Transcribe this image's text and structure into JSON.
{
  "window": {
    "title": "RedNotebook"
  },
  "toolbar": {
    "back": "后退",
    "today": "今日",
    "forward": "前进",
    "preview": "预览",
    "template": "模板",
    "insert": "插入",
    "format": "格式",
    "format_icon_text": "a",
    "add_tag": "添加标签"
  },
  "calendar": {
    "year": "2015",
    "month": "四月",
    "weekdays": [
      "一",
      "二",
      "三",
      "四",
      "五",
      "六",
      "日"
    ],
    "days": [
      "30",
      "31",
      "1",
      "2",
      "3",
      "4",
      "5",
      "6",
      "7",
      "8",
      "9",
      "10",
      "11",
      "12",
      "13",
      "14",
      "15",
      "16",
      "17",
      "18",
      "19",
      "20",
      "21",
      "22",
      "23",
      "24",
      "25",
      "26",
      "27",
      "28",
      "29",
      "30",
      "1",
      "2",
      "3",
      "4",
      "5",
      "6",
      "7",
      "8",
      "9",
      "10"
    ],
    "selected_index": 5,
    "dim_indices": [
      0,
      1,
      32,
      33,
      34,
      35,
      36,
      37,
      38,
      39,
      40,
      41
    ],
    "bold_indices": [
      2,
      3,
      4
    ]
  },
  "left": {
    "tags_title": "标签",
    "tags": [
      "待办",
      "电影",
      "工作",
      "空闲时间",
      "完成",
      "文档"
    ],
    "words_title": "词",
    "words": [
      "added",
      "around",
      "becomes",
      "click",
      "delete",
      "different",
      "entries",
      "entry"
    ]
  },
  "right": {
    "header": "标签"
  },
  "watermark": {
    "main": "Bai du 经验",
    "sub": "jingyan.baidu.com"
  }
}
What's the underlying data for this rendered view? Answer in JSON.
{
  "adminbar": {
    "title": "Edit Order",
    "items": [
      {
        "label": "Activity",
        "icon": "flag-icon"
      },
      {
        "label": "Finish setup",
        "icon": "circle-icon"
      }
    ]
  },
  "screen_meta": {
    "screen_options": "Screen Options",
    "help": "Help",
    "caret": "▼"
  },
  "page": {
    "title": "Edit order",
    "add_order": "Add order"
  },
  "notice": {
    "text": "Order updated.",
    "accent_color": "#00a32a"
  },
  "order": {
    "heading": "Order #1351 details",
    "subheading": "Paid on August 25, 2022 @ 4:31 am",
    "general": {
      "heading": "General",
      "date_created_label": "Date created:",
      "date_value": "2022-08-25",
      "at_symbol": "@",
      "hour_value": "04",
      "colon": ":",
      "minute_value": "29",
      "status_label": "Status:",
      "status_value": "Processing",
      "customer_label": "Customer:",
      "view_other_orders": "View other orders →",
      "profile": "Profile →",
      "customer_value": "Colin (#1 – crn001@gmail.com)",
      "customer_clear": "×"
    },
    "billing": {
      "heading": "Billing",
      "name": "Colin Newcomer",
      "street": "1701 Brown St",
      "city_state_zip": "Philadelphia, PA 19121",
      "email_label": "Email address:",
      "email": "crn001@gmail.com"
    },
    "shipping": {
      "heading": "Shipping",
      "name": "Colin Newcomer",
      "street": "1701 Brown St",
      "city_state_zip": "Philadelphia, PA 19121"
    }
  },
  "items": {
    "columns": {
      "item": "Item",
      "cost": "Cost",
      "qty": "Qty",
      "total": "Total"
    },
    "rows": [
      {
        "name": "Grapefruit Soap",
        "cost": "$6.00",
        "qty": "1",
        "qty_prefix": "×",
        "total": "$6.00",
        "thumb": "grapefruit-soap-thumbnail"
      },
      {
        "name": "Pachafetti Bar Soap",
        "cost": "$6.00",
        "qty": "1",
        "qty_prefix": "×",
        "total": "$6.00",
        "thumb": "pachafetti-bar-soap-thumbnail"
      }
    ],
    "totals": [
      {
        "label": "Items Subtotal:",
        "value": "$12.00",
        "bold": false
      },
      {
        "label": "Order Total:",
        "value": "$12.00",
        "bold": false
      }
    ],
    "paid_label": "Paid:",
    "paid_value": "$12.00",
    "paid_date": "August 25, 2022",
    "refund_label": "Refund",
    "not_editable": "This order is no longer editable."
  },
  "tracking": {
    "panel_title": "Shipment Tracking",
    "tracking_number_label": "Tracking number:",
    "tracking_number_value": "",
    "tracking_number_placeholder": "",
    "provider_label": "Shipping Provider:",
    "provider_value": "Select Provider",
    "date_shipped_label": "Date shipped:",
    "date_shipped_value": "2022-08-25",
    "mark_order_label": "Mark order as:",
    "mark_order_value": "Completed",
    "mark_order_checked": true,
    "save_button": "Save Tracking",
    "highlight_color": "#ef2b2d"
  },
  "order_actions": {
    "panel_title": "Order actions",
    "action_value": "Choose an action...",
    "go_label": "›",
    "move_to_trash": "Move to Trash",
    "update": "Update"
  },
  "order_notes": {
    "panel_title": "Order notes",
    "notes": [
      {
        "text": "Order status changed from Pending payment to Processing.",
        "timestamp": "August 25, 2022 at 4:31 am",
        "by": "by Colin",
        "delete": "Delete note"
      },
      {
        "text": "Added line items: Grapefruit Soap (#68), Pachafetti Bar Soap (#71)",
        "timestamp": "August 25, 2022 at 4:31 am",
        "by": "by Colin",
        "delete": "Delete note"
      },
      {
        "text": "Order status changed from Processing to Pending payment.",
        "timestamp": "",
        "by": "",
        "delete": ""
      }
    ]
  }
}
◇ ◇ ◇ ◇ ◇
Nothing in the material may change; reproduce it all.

ANSWER TO THIS PROBLEM:
Transcribe this image's text and structure into JSON.
{
  "window": {
    "title": "RedNotebook"
  },
  "toolbar": {
    "back": "后退",
    "today": "今日",
    "forward": "前进",
    "preview": "预览",
    "template": "模板",
    "insert": "插入",
    "format": "格式",
    "format_icon_text": "a",
    "add_tag": "添加标签"
  },
  "calendar": {
    "year": "2015",
    "month": "四月",
    "weekdays": [
      "一",
      "二",
      "三",
      "四",
      "五",
      "六",
      "日"
    ],
    "days": [
      "30",
      "31",
      "1",
      "2",
      "3",
      "4",
      "5",
      "6",
      "7",
      "8",
      "9",
      "10",
      "11",
      "12",
      "13",
      "14",
      "15",
      "16",
      "17",
      "18",
      "19",
      "20",
      "21",
      "22",
      "23",
      "24",
      "25",
      "26",
      "27",
      "28",
      "29",
      "30",
      "1",
      "2",
      "3",
      "4",
      "5",
      "6",
      "7",
      "8",
      "9",
      "10"
    ],
    "selected_index": 5,
    "dim_indices": [
      0,
      1,
      32,
      33,
      34,
      35,
      36,
      37,
      38,
      39,
      40,
      41
    ],
    "bold_indices": [
      2,
      3,
      4
    ]
  },
  "left": {
    "tags_title": "标签",
    "tags": [
      "待办",
      "电影",
      "工作",
      "空闲时间",
      "完成",
      "文档"
    ],
    "words_title": "词",
    "words": [
      "added",
      "around",
      "becomes",
      "click",
      "delete",
      "different",
      "entries",
      "entry"
    ]
  },
  "right": {
    "header": "标签"
  },
  "watermark": {
    "main": "Bai du 经验",
    "sub": "jingyan.baidu.com"
  }
}
What's the underlying data for this rendered view? Answer in JSON.
{
  "adminbar": {
    "title": "Edit Order",
    "items": [
      {
        "label": "Activity",
        "icon": "flag-icon"
      },
      {
        "label": "Finish setup",
        "icon": "circle-icon"
      }
    ]
  },
  "screen_meta": {
    "screen_options": "Screen Options",
    "help": "Help",
    "caret": "▼"
  },
  "page": {
    "title": "Edit order",
    "add_order": "Add order"
  },
  "notice": {
    "text": "Order updated.",
    "accent_color": "#00a32a"
  },
  "order": {
    "heading": "Order #1351 details",
    "subheading": "Paid on August 25, 2022 @ 4:31 am",
    "general": {
      "heading": "General",
      "date_created_label": "Date created:",
      "date_value": "2022-08-25",
      "at_symbol": "@",
      "hour_value": "04",
      "colon": ":",
      "minute_value": "29",
      "status_label": "Status:",
      "status_value": "Processing",
      "customer_label": "Customer:",
      "view_other_orders": "View other orders →",
      "profile": "Profile →",
      "customer_value": "Colin (#1 – crn001@gmail.com)",
      "customer_clear": "×"
    },
    "billing": {
      "heading": "Billing",
      "name": "Colin Newcomer",
      "street": "1701 Brown St",
      "city_state_zip": "Philadelphia, PA 19121",
      "email_label": "Email address:",
      "email": "crn001@gmail.com"
    },
    "shipping": {
      "heading": "Shipping",
      "name": "Colin Newcomer",
      "street": "1701 Brown St",
      "city_state_zip": "Philadelphia, PA 19121"
    }
  },
  "items": {
    "columns": {
      "item": "Item",
      "cost": "Cost",
      "qty": "Qty",
      "total": "Total"
    },
    "rows": [
      {
        "name": "Grapefruit Soap",
        "cost": "$6.00",
        "qty": "1",
        "qty_prefix": "×",
        "total": "$6.00",
        "thumb": "grapefruit-soap-thumbnail"
      },
      {
        "name": "Pachafetti Bar Soap",
        "cost": "$6.00",
        "qty": "1",
        "qty_prefix": "×",
        "total": "$6.00",
        "thumb": "pachafetti-bar-soap-thumbnail"
      }
    ],
    "totals": [
      {
        "label": "Items Subtotal:",
        "value": "$12.00",
        "bold": false
      },
      {
        "label": "Order Total:",
        "value": "$12.00",
        "bold": false
      }
    ],
    "paid_label": "Paid:",
    "paid_value": "$12.00",
    "paid_date": "August 25, 2022",
    "refund_label": "Refund",
    "not_editable": "This order is no longer editable."
  },
  "tracking": {
    "panel_title": "Shipment Tracking",
    "tracking_number_label": "Tracking number:",
    "tracking_number_value": "",
    "tracking_number_placeholder": "",
    "provider_label": "Shipping Provider:",
    "provider_value": "Select Provider",
    "date_shipped_label": "Date shipped:",
    "date_shipped_value": "2022-08-25",
    "mark_order_label": "Mark order as:",
    "mark_order_value": "Completed",
    "mark_order_checked": true,
    "save_button": "Save Tracking",
    "highlight_color": "#ef2b2d"
  },
  "order_actions": {
    "panel_title": "Order actions",
    "action_value": "Choose an action...",
    "go_label": "›",
    "move_to_trash": "Move to Trash",
    "update": "Update"
  },
  "order_notes": {
    "panel_title": "Order notes",
    "notes": [
      {
        "text": "Order status changed from Pending payment to Processing.",
        "timestamp": "August 25, 2022 at 4:31 am",
        "by": "by Colin",
        "delete": "Delete note"
      },
      {
        "text": "Added line items: Grapefruit Soap (#68), Pachafetti Bar Soap (#71)",
        "timestamp": "August 25, 2022 at 4:31 am",
        "by": "by Colin",
        "delete": "Delete note"
      },
      {
        "text": "Order status changed from Processing to Pending payment.",
        "timestamp": "",
        "by": "",
        "delete": ""
      }
    ]
  }
}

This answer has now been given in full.